"So the LORD God said to the serpent, "Because you have
done this, "Cursed are you above all livestock and all wild animals!
You will crawl on your belly and you will eat dust all the days of your
"And I will put enmity between you and the woman, and between your
offspring and hers; he will crush your head, and you will strike his heel."
>In Greek mythology, when Achilles was a
baby, it was foretold that he would die young. To prevent his death,
his mother Thetis took Achilles to the River
Styx, which was supposed to offer powers of
invulnerability and dipped his body into the water. But as Thetis held

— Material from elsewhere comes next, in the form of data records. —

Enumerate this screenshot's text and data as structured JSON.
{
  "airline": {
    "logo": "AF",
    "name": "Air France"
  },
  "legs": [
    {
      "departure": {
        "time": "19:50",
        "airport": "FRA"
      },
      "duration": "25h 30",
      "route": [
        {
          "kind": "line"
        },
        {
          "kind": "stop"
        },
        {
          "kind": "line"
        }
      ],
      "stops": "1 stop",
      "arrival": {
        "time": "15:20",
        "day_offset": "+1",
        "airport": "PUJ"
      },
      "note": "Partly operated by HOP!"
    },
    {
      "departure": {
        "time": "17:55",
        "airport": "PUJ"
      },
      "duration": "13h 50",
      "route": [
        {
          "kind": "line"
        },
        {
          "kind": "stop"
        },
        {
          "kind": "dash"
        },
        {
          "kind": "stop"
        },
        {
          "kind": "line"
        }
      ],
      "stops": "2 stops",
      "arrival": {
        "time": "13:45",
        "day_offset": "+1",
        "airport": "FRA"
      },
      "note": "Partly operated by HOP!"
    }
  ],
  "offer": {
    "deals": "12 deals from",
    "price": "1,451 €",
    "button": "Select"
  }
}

Achilles by the heel, his heel was not washed over by the water of the
magical river. Achilles grew up to be a man of war who survived many
great battles. But one day, a poisonous arrow shot at him was lodged in

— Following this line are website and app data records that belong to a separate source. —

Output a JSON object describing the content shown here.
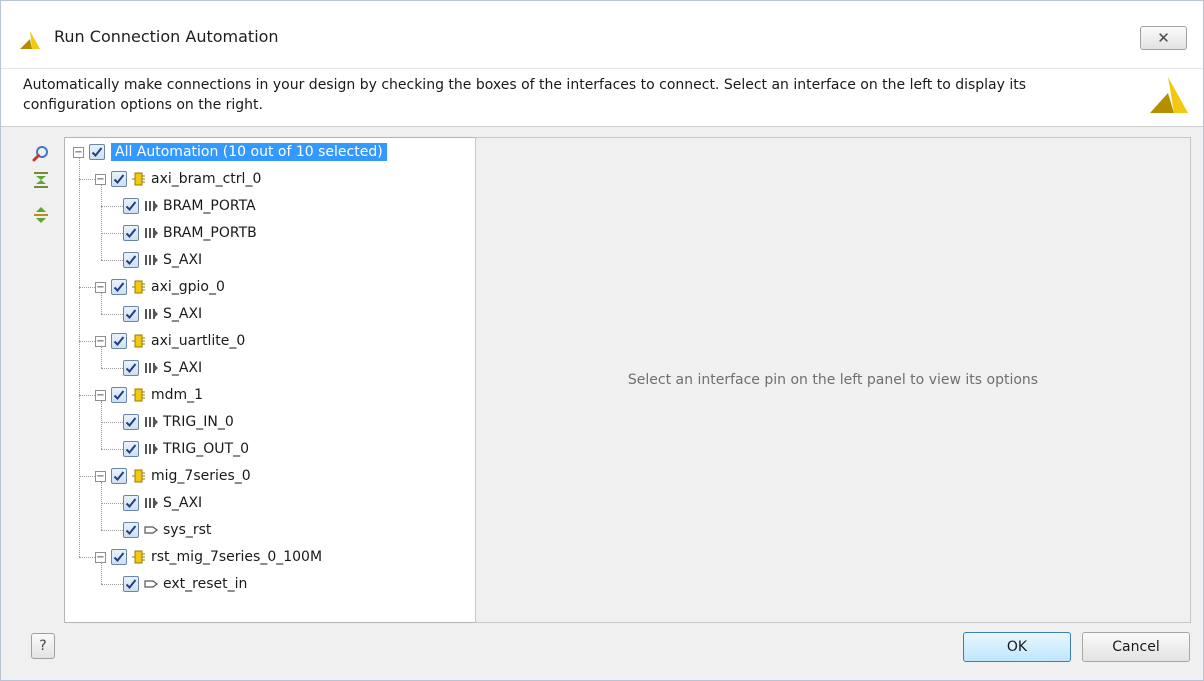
{
  "window": {
    "title": "Run Connection Automation",
    "close_glyph": "✕"
  },
  "description": "Automatically make connections in your design by checking the boxes of the interfaces to connect. Select an interface on the left to display its configuration options on the right.",
  "toolbar": {
    "icons": [
      "search-icon",
      "collapse-all-icon",
      "expand-all-icon"
    ]
  },
  "tree": {
    "root": {
      "label": "All Automation (10 out of 10 selected)",
      "checked": true,
      "expanded": true
    },
    "groups": [
      {
        "label": "axi_bram_ctrl_0",
        "checked": true,
        "expanded": true,
        "children": [
          {
            "label": "BRAM_PORTA",
            "type": "interface",
            "checked": true
          },
          {
            "label": "BRAM_PORTB",
            "type": "interface",
            "checked": true
          },
          {
            "label": "S_AXI",
            "type": "interface",
            "checked": true
          }
        ]
      },
      {
        "label": "axi_gpio_0",
        "checked": true,
        "expanded": true,
        "children": [
          {
            "label": "S_AXI",
            "type": "interface",
            "checked": true
          }
        ]
      },
      {
        "label": "axi_uartlite_0",
        "checked": true,
        "expanded": true,
        "children": [
          {
            "label": "S_AXI",
            "type": "interface",
            "checked": true
          }
        ]
      },
      {
        "label": "mdm_1",
        "checked": true,
        "expanded": true,
        "children": [
          {
            "label": "TRIG_IN_0",
            "type": "interface",
            "checked": true
          },
          {
            "label": "TRIG_OUT_0",
            "type": "interface",
            "checked": true
          }
        ]
      },
      {
        "label": "mig_7series_0",
        "checked": true,
        "expanded": true,
        "children": [
          {
            "label": "S_AXI",
            "type": "interface",
            "checked": true
          },
          {
            "label": "sys_rst",
            "type": "pin",
            "checked": true
          }
        ]
      },
      {
        "label": "rst_mig_7series_0_100M",
        "checked": true,
        "expanded": true,
        "children": [
          {
            "label": "ext_reset_in",
            "type": "pin",
            "checked": true
          }
        ]
      }
    ]
  },
  "options_panel": {
    "message": "Select an interface pin on the left panel to view its options"
  },
  "buttons": {
    "help": "?",
    "ok": "OK",
    "cancel": "Cancel"
  },
  "colors": {
    "selection": "#3399ff",
    "check": "#1f3f8a",
    "logo_yellow": "#f2c811",
    "logo_dark": "#b58e00"
  }
}
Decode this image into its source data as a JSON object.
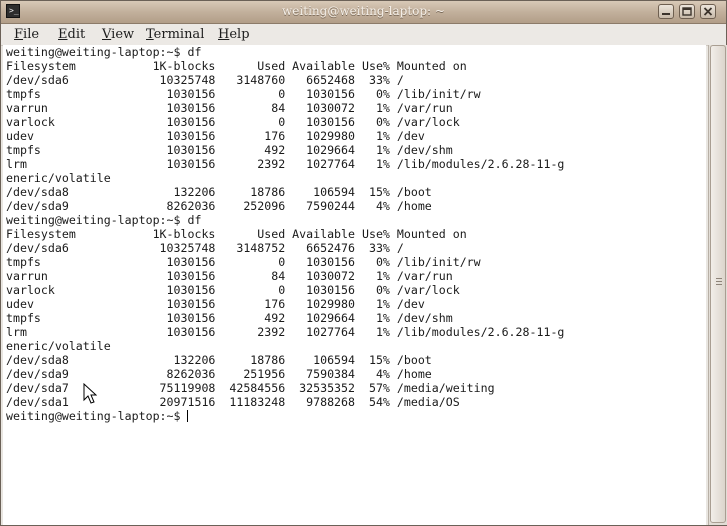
{
  "window": {
    "title": "weiting@weiting-laptop: ~",
    "controls": {
      "minimize_icon": "minimize-icon",
      "maximize_icon": "maximize-icon",
      "close_icon": "close-icon"
    }
  },
  "menubar": {
    "items": [
      "File",
      "Edit",
      "View",
      "Terminal",
      "Help"
    ]
  },
  "terminal": {
    "lines": [
      "weiting@weiting-laptop:~$ df",
      "Filesystem           1K-blocks      Used Available Use% Mounted on",
      "/dev/sda6             10325748   3148760   6652468  33% /",
      "tmpfs                  1030156         0   1030156   0% /lib/init/rw",
      "varrun                 1030156        84   1030072   1% /var/run",
      "varlock                1030156         0   1030156   0% /var/lock",
      "udev                   1030156       176   1029980   1% /dev",
      "tmpfs                  1030156       492   1029664   1% /dev/shm",
      "lrm                    1030156      2392   1027764   1% /lib/modules/2.6.28-11-g",
      "eneric/volatile",
      "/dev/sda8               132206     18786    106594  15% /boot",
      "/dev/sda9              8262036    252096   7590244   4% /home",
      "weiting@weiting-laptop:~$ df",
      "Filesystem           1K-blocks      Used Available Use% Mounted on",
      "/dev/sda6             10325748   3148752   6652476  33% /",
      "tmpfs                  1030156         0   1030156   0% /lib/init/rw",
      "varrun                 1030156        84   1030072   1% /var/run",
      "varlock                1030156         0   1030156   0% /var/lock",
      "udev                   1030156       176   1029980   1% /dev",
      "tmpfs                  1030156       492   1029664   1% /dev/shm",
      "lrm                    1030156      2392   1027764   1% /lib/modules/2.6.28-11-g",
      "eneric/volatile",
      "/dev/sda8               132206     18786    106594  15% /boot",
      "/dev/sda9              8262036    251956   7590384   4% /home",
      "/dev/sda7             75119908  42584556  32535352  57% /media/weiting",
      "/dev/sda1             20971516  11183248   9788268  54% /media/OS"
    ],
    "prompt": "weiting@weiting-laptop:~$ "
  }
}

his heel, killing him shortly after.
>The death of Achilles was not mentioned in Homers Iliad, but
appeared in later Greek and Roman poetry and drama concerning events
after the Iliad, later in the Trojan War. In the myths surrounding the
war, Achilles was said to have died from a heel wound which was the
result of an arrow - possibly poisoned with snake venom - shot by Paris.
>So Paris of Troy from ancient Greek mythology is actually Satan
we know this because in the bible theres a reference to the snake and
the biting of the heel while Archilles was killed by a venomous arrow,
venomous because of a snake!
>The story of Troy did not actually happen hence why its in
ancient Greek mythology. The story is just a retelling of the story of
the Hindu Ramayana where Sita wife of Krishna gets abducted and instead
of a Trojan horse, Krishna builds a bridge to Lanka to rescue his
princess which is a very similar story to Helen of troy who was
>This should not be a surprise because there are many references
to ancient Greek mythology in the Bible:
Barnabas they called Zeus, and Paul they called Hermes because he was
the chief speaker.
eye for eye, tooth for tooth...
This is a reference to the Graeae in ancient Greek mythology who were
three witches/goddesses who shared an eye and a tooth between the three